The only change in the direction of immigration restriction that would go immediately into effect is the end of the diversity visa lottery. Yet even this move will not reduce America’s total immigration intake: The 50,000 to 100,000 slots at issue would be reallocated to speed the entry of the 4 million relatives in the sponsorship queue.
In other words, if Trump’s proposal were accepted, his first term would feature the biggest immigration amnesty since 1986; no near-term reduction in numbers; and the tilt of the whole system even further in favor of family reunification. He would trade all that for money for his boondoggle border wall. He did not even ask for more workplace enforcement. (Business lobbies do not like effective enforcement, and therefore neither do most congressional Republicans.)
No president has moved this far, this fast, toward his opponents’ position on a domestic-policy matter since Bill Clinton seized welfare reform from Republicans in the middle 1990s. Yet unlike Clinton—who made welfare reform the centerpiece of his devastatingly effective 1996 State of the Union address—Trump’s rhetorical effort at persuasion almost certainly failed.
We’ll know better when the poll results begin to appear later today, but I’ll step out onto the limb here and predict that Trump will not shift immigration waverers into his column. I’ll predict that—despite all his concessions—he will not even succeed in making himself look moderate and the Democrats extreme on this issue.
Trump cannot reason, and his writers will not and do not. In arguing against chain migration, Trump made the following point.
The fourth and final pillar protects the nuclear family by ending chain migration. Under the current broken system, a single immigrant can bring in virtually unlimited numbers of distant relatives. Under our plan, we focus on the immediate family by limiting sponsorships to spouses and minor children.
Many who heard these words must have wondered: What is the president talking about? How does it protect the nuclear family to curtail the sponsorship of cousins?
Yet the president has a case! As the system has clogged under weight of numbers, the waiting time for spouses of U.S. citizens has stretched. A successful application regularly takes more than a year. The spouses of resident aliens cannot get a green card at all. There really is a tradeoff here, with costs that many Americans will care about—but Trump did not explain that tradeoff, and so likely failed to persuade even those who stood most directly to benefit from his plan.

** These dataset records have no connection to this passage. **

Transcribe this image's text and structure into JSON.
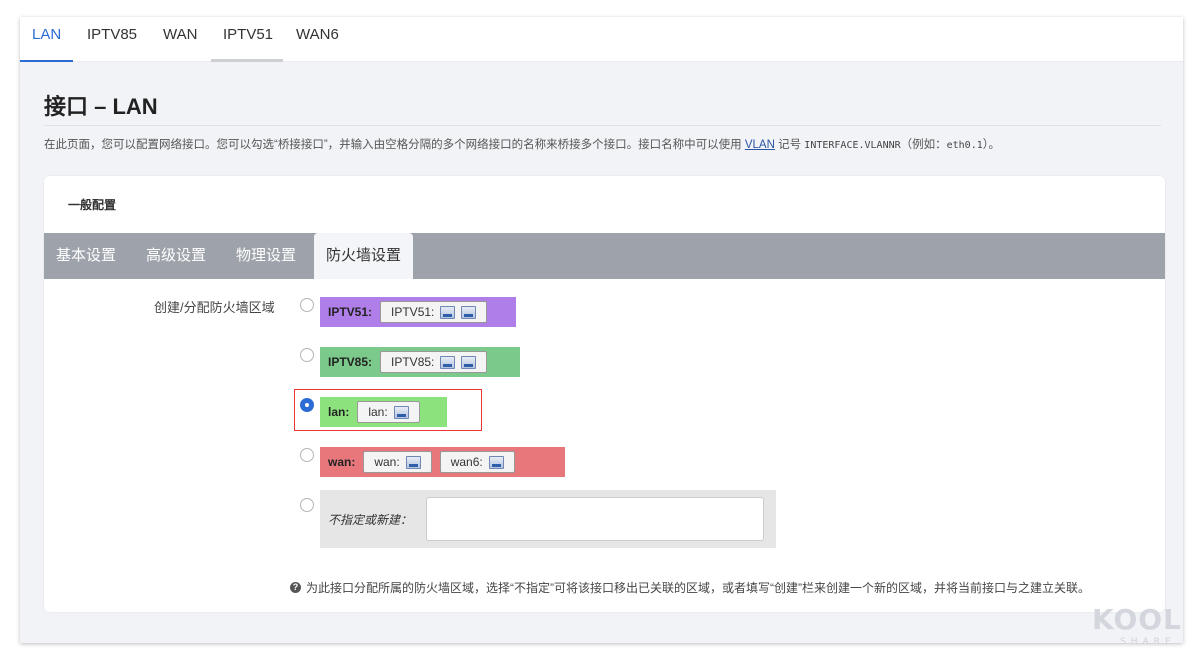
{
  "top_tabs": [
    "LAN",
    "IPTV85",
    "WAN",
    "IPTV51",
    "WAN6"
  ],
  "page": {
    "title": "接口 – LAN",
    "desc_part1": "在此页面，您可以配置网络接口。您可以勾选“桥接接口”，并输入由空格分隔的多个网络接口的名称来桥接多个接口。接口名称中可以使用 ",
    "desc_link": "VLAN",
    "desc_part2": " 记号 ",
    "desc_code1": "INTERFACE.VLANNR",
    "desc_part3": "（例如：",
    "desc_code2": "eth0.1",
    "desc_part4": "）。"
  },
  "section": {
    "title": "一般配置",
    "tabs": [
      "基本设置",
      "高级设置",
      "物理设置",
      "防火墙设置"
    ]
  },
  "firewall": {
    "label": "创建/分配防火墙区域",
    "zones": [
      {
        "name": "IPTV51:",
        "color": "#b07ee8",
        "interfaces": [
          {
            "label": "IPTV51:",
            "icons": [
              "network-icon",
              "network-icon"
            ]
          }
        ]
      },
      {
        "name": "IPTV85:",
        "color": "#7cc98c",
        "interfaces": [
          {
            "label": "IPTV85:",
            "icons": [
              "network-icon",
              "network-icon"
            ]
          }
        ]
      },
      {
        "name": "lan:",
        "color": "#8ce37e",
        "interfaces": [
          {
            "label": "lan:",
            "icons": [
              "ethernet-icon"
            ]
          }
        ]
      },
      {
        "name": "wan:",
        "color": "#e8777c",
        "interfaces": [
          {
            "label": "wan:",
            "icons": [
              "ethernet-icon"
            ]
          },
          {
            "label": "wan6:",
            "icons": [
              "ethernet-icon"
            ]
          }
        ]
      }
    ],
    "selected": "lan:",
    "unspecified_label": "不指定或新建：",
    "help_text": "为此接口分配所属的防火墙区域，选择“不指定”可将该接口移出已关联的区域，或者填写“创建”栏来创建一个新的区域，并将当前接口与之建立关联。"
  },
  "watermark": {
    "main": "KOOL",
    "sub": "SHARE"
  }
}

Trump’s proposal maneuvers Democrats into an extremist position. Democrats shut down the U.S. government earlier this month over two issues: children’s health insurance and protection of the unlawful immigrants they call “Dreamers.” Once the government shut, the Republicans instantly conceded on the first—leaving Democrats in the awkward position of denying services to citizens on behalf of the illegal entrants.